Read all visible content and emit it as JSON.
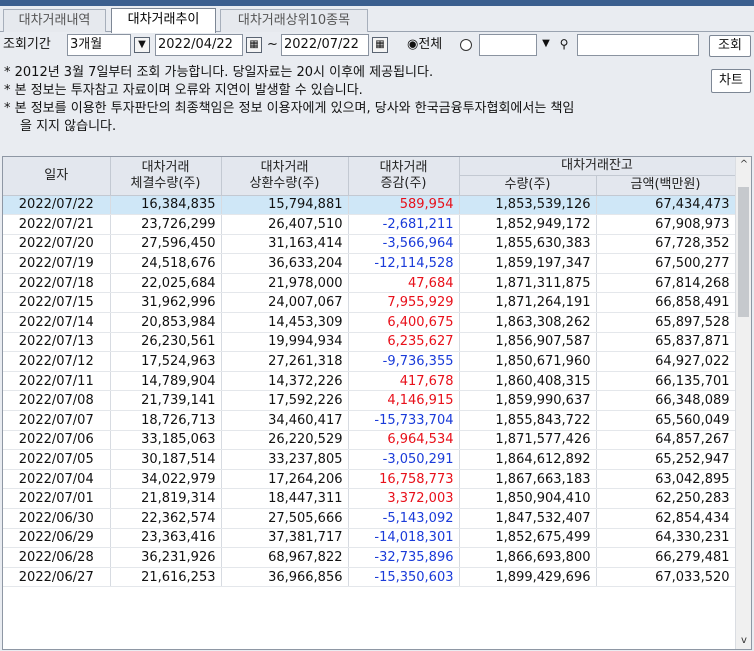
{
  "tabs": [
    {
      "label": "대차거래내역",
      "active": false
    },
    {
      "label": "대차거래추이",
      "active": true
    },
    {
      "label": "대차거래상위10종목",
      "active": false
    }
  ],
  "filter": {
    "period_label": "조회기간",
    "period_value": "3개월",
    "start_date": "2022/04/22",
    "end_date": "2022/07/22",
    "tilde": "~",
    "all_label": "◉전체",
    "stock_code": "",
    "stock_name": "",
    "search_button": "조회",
    "chart_button": "차트"
  },
  "notes": [
    "* 2012년 3월 7일부터 조회 가능합니다. 당일자료는 20시 이후에 제공됩니다.",
    "* 본 정보는 투자참고 자료이며 오류와 지연이 발생할 수 있습니다.",
    "* 본 정보를 이용한 투자판단의 최종책임은 정보 이용자에게 있으며, 당사와 한국금융투자협회에서는 책임",
    "을 지지 않습니다."
  ],
  "table": {
    "headers": {
      "date": "일자",
      "contract_l1": "대차거래",
      "contract_l2": "체결수량(주)",
      "repay_l1": "대차거래",
      "repay_l2": "상환수량(주)",
      "change_l1": "대차거래",
      "change_l2": "증감(주)",
      "balance": "대차거래잔고",
      "bal_qty": "수량(주)",
      "bal_amt": "금액(백만원)"
    },
    "rows": [
      {
        "date": "2022/07/22",
        "contract": "16,384,835",
        "repay": "15,794,881",
        "change": "589,954",
        "qty": "1,853,539,126",
        "amt": "67,434,473"
      },
      {
        "date": "2022/07/21",
        "contract": "23,726,299",
        "repay": "26,407,510",
        "change": "-2,681,211",
        "qty": "1,852,949,172",
        "amt": "67,908,973"
      },
      {
        "date": "2022/07/20",
        "contract": "27,596,450",
        "repay": "31,163,414",
        "change": "-3,566,964",
        "qty": "1,855,630,383",
        "amt": "67,728,352"
      },
      {
        "date": "2022/07/19",
        "contract": "24,518,676",
        "repay": "36,633,204",
        "change": "-12,114,528",
        "qty": "1,859,197,347",
        "amt": "67,500,277"
      },
      {
        "date": "2022/07/18",
        "contract": "22,025,684",
        "repay": "21,978,000",
        "change": "47,684",
        "qty": "1,871,311,875",
        "amt": "67,814,268"
      },
      {
        "date": "2022/07/15",
        "contract": "31,962,996",
        "repay": "24,007,067",
        "change": "7,955,929",
        "qty": "1,871,264,191",
        "amt": "66,858,491"
      },
      {
        "date": "2022/07/14",
        "contract": "20,853,984",
        "repay": "14,453,309",
        "change": "6,400,675",
        "qty": "1,863,308,262",
        "amt": "65,897,528"
      },
      {
        "date": "2022/07/13",
        "contract": "26,230,561",
        "repay": "19,994,934",
        "change": "6,235,627",
        "qty": "1,856,907,587",
        "amt": "65,837,871"
      },
      {
        "date": "2022/07/12",
        "contract": "17,524,963",
        "repay": "27,261,318",
        "change": "-9,736,355",
        "qty": "1,850,671,960",
        "amt": "64,927,022"
      },
      {
        "date": "2022/07/11",
        "contract": "14,789,904",
        "repay": "14,372,226",
        "change": "417,678",
        "qty": "1,860,408,315",
        "amt": "66,135,701"
      },
      {
        "date": "2022/07/08",
        "contract": "21,739,141",
        "repay": "17,592,226",
        "change": "4,146,915",
        "qty": "1,859,990,637",
        "amt": "66,348,089"
      },
      {
        "date": "2022/07/07",
        "contract": "18,726,713",
        "repay": "34,460,417",
        "change": "-15,733,704",
        "qty": "1,855,843,722",
        "amt": "65,560,049"
      },
      {
        "date": "2022/07/06",
        "contract": "33,185,063",
        "repay": "26,220,529",
        "change": "6,964,534",
        "qty": "1,871,577,426",
        "amt": "64,857,267"
      },
      {
        "date": "2022/07/05",
        "contract": "30,187,514",
        "repay": "33,237,805",
        "change": "-3,050,291",
        "qty": "1,864,612,892",
        "amt": "65,252,947"
      },
      {
        "date": "2022/07/04",
        "contract": "34,022,979",
        "repay": "17,264,206",
        "change": "16,758,773",
        "qty": "1,867,663,183",
        "amt": "63,042,895"
      },
      {
        "date": "2022/07/01",
        "contract": "21,819,314",
        "repay": "18,447,311",
        "change": "3,372,003",
        "qty": "1,850,904,410",
        "amt": "62,250,283"
      },
      {
        "date": "2022/06/30",
        "contract": "22,362,574",
        "repay": "27,505,666",
        "change": "-5,143,092",
        "qty": "1,847,532,407",
        "amt": "62,854,434"
      },
      {
        "date": "2022/06/29",
        "contract": "23,363,416",
        "repay": "37,381,717",
        "change": "-14,018,301",
        "qty": "1,852,675,499",
        "amt": "64,330,231"
      },
      {
        "date": "2022/06/28",
        "contract": "36,231,926",
        "repay": "68,967,822",
        "change": "-32,735,896",
        "qty": "1,866,693,800",
        "amt": "66,279,481"
      },
      {
        "date": "2022/06/27",
        "contract": "21,616,253",
        "repay": "36,966,856",
        "change": "-15,350,603",
        "qty": "1,899,429,696",
        "amt": "67,033,520"
      }
    ]
  },
  "colors": {
    "positive": "#e8101a",
    "negative": "#1a3bd9",
    "selected_row": "#cfe7f7",
    "header_bar": "#3b5f8f"
  }
}
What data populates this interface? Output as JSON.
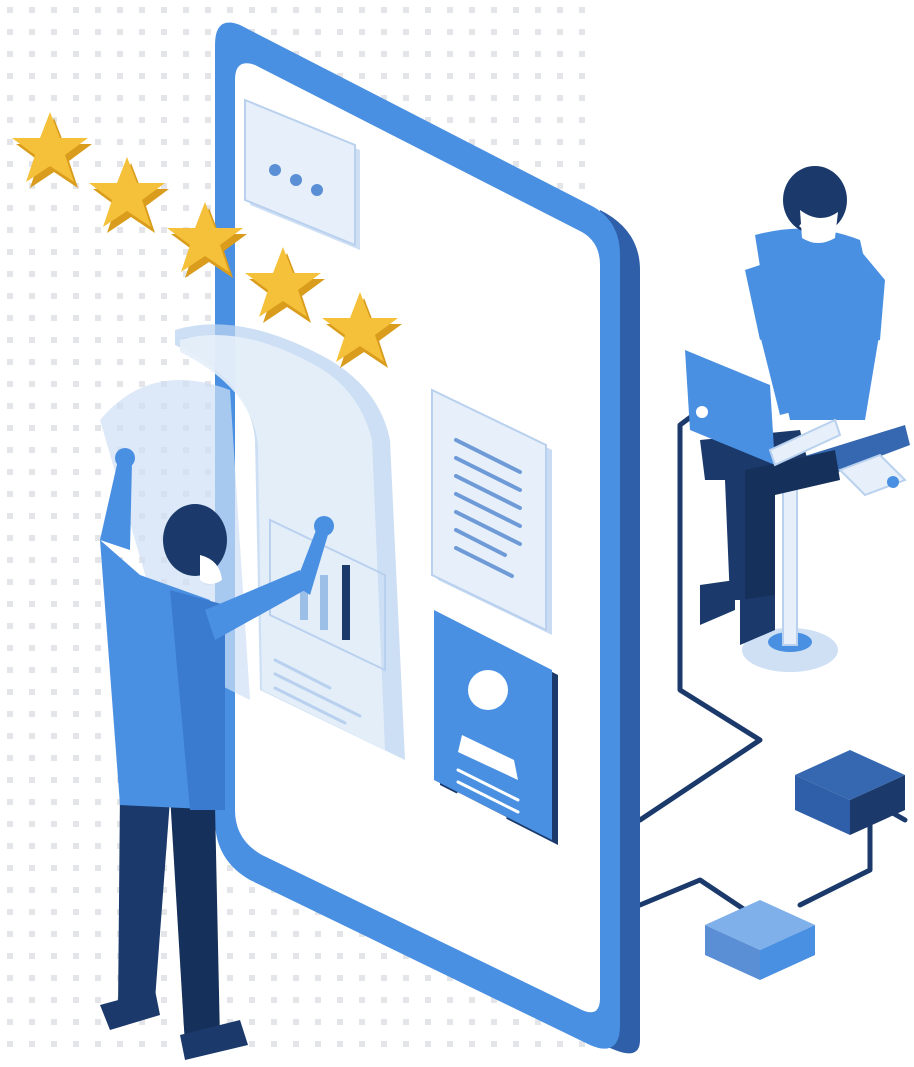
{
  "illustration": {
    "rating": {
      "stars_filled": 5,
      "stars_total": 5
    },
    "colors": {
      "primary": "#4a90e2",
      "primary_dark": "#3568b0",
      "navy": "#1b3a6b",
      "light_panel": "#dce9f8",
      "star": "#f5c13a",
      "star_shade": "#d99c1c",
      "dots": "#e3e5e8"
    },
    "icons": [
      "phone-icon",
      "chat-bubble-icon",
      "star-icon",
      "document-icon",
      "profile-card-icon",
      "bar-chart-icon",
      "laptop-icon",
      "stool-icon",
      "network-node-icon"
    ]
  }
}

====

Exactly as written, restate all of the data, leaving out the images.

--- RESULT OF THIS EXERCISE ---
Read all visible content and emit it as JSON.
{
  "tabs": [
    {
      "label": "대차거래내역",
      "active": false
    },
    {
      "label": "대차거래추이",
      "active": true
    },
    {
      "label": "대차거래상위10종목",
      "active": false
    }
  ],
  "filter": {
    "period_label": "조회기간",
    "period_value": "3개월",
    "start_date": "2022/04/22",
    "end_date": "2022/07/22",
    "tilde": "~",
    "all_label": "◉전체",
    "stock_code": "",
    "stock_name": "",
    "search_button": "조회",
    "chart_button": "차트"
  },
  "notes": [
    "* 2012년 3월 7일부터 조회 가능합니다. 당일자료는 20시 이후에 제공됩니다.",
    "* 본 정보는 투자참고 자료이며 오류와 지연이 발생할 수 있습니다.",
    "* 본 정보를 이용한 투자판단의 최종책임은 정보 이용자에게 있으며, 당사와 한국금융투자협회에서는 책임",
    "을 지지 않습니다."
  ],
  "table": {
    "headers": {
      "date": "일자",
      "contract_l1": "대차거래",
      "contract_l2": "체결수량(주)",
      "repay_l1": "대차거래",
      "repay_l2": "상환수량(주)",
      "change_l1": "대차거래",
      "change_l2": "증감(주)",
      "balance": "대차거래잔고",
      "bal_qty": "수량(주)",
      "bal_amt": "금액(백만원)"
    },
    "rows": [
      {
        "date": "2022/07/22",
        "contract": "16,384,835",
        "repay": "15,794,881",
        "change": "589,954",
        "qty": "1,853,539,126",
        "amt": "67,434,473"
      },
      {
        "date": "2022/07/21",
        "contract": "23,726,299",
        "repay": "26,407,510",
        "change": "-2,681,211",
        "qty": "1,852,949,172",
        "amt": "67,908,973"
      },
      {
        "date": "2022/07/20",
        "contract": "27,596,450",
        "repay": "31,163,414",
        "change": "-3,566,964",
        "qty": "1,855,630,383",
        "amt": "67,728,352"
      },
      {
        "date": "2022/07/19",
        "contract": "24,518,676",
        "repay": "36,633,204",
        "change": "-12,114,528",
        "qty": "1,859,197,347",
        "amt": "67,500,277"
      },
      {
        "date": "2022/07/18",
        "contract": "22,025,684",
        "repay": "21,978,000",
        "change": "47,684",
        "qty": "1,871,311,875",
        "amt": "67,814,268"
      },
      {
        "date": "2022/07/15",
        "contract": "31,962,996",
        "repay": "24,007,067",
        "change": "7,955,929",
        "qty": "1,871,264,191",
        "amt": "66,858,491"
      },
      {
        "date": "2022/07/14",
        "contract": "20,853,984",
        "repay": "14,453,309",
        "change": "6,400,675",
        "qty": "1,863,308,262",
        "amt": "65,897,528"
      },
      {
        "date": "2022/07/13",
        "contract": "26,230,561",
        "repay": "19,994,934",
        "change": "6,235,627",
        "qty": "1,856,907,587",
        "amt": "65,837,871"
      },
      {
        "date": "2022/07/12",
        "contract": "17,524,963",
        "repay": "27,261,318",
        "change": "-9,736,355",
        "qty": "1,850,671,960",
        "amt": "64,927,022"
      },
      {
        "date": "2022/07/11",
        "contract": "14,789,904",
        "repay": "14,372,226",
        "change": "417,678",
        "qty": "1,860,408,315",
        "amt": "66,135,701"
      },
      {
        "date": "2022/07/08",
        "contract": "21,739,141",
        "repay": "17,592,226",
        "change": "4,146,915",
        "qty": "1,859,990,637",
        "amt": "66,348,089"
      },
      {
        "date": "2022/07/07",
        "contract": "18,726,713",
        "repay": "34,460,417",
        "change": "-15,733,704",
        "qty": "1,855,843,722",
        "amt": "65,560,049"
      },
      {
        "date": "2022/07/06",
        "contract": "33,185,063",
        "repay": "26,220,529",
        "change": "6,964,534",
        "qty": "1,871,577,426",
        "amt": "64,857,267"
      },
      {
        "date": "2022/07/05",
        "contract": "30,187,514",
        "repay": "33,237,805",
        "change": "-3,050,291",
        "qty": "1,864,612,892",
        "amt": "65,252,947"
      },
      {
        "date": "2022/07/04",
        "contract": "34,022,979",
        "repay": "17,264,206",
        "change": "16,758,773",
        "qty": "1,867,663,183",
        "amt": "63,042,895"
      },
      {
        "date": "2022/07/01",
        "contract": "21,819,314",
        "repay": "18,447,311",
        "change": "3,372,003",
        "qty": "1,850,904,410",
        "amt": "62,250,283"
      },
      {
        "date": "2022/06/30",
        "contract": "22,362,574",
        "repay": "27,505,666",
        "change": "-5,143,092",
        "qty": "1,847,532,407",
        "amt": "62,854,434"
      },
      {
        "date": "2022/06/29",
        "contract": "23,363,416",
        "repay": "37,381,717",
        "change": "-14,018,301",
        "qty": "1,852,675,499",
        "amt": "64,330,231"
      },
      {
        "date": "2022/06/28",
        "contract": "36,231,926",
        "repay": "68,967,822",
        "change": "-32,735,896",
        "qty": "1,866,693,800",
        "amt": "66,279,481"
      },
      {
        "date": "2022/06/27",
        "contract": "21,616,253",
        "repay": "36,966,856",
        "change": "-15,350,603",
        "qty": "1,899,429,696",
        "amt": "67,033,520"
      }
    ]
  },
  "colors": {
    "positive": "#e8101a",
    "negative": "#1a3bd9",
    "selected_row": "#cfe7f7",
    "header_bar": "#3b5f8f"
  }
}
What data populates this interface? Output as JSON.
{
  "illustration": {
    "rating": {
      "stars_filled": 5,
      "stars_total": 5
    },
    "colors": {
      "primary": "#4a90e2",
      "primary_dark": "#3568b0",
      "navy": "#1b3a6b",
      "light_panel": "#dce9f8",
      "star": "#f5c13a",
      "star_shade": "#d99c1c",
      "dots": "#e3e5e8"
    },
    "icons": [
      "phone-icon",
      "chat-bubble-icon",
      "star-icon",
      "document-icon",
      "profile-card-icon",
      "bar-chart-icon",
      "laptop-icon",
      "stool-icon",
      "network-node-icon"
    ]
  }
}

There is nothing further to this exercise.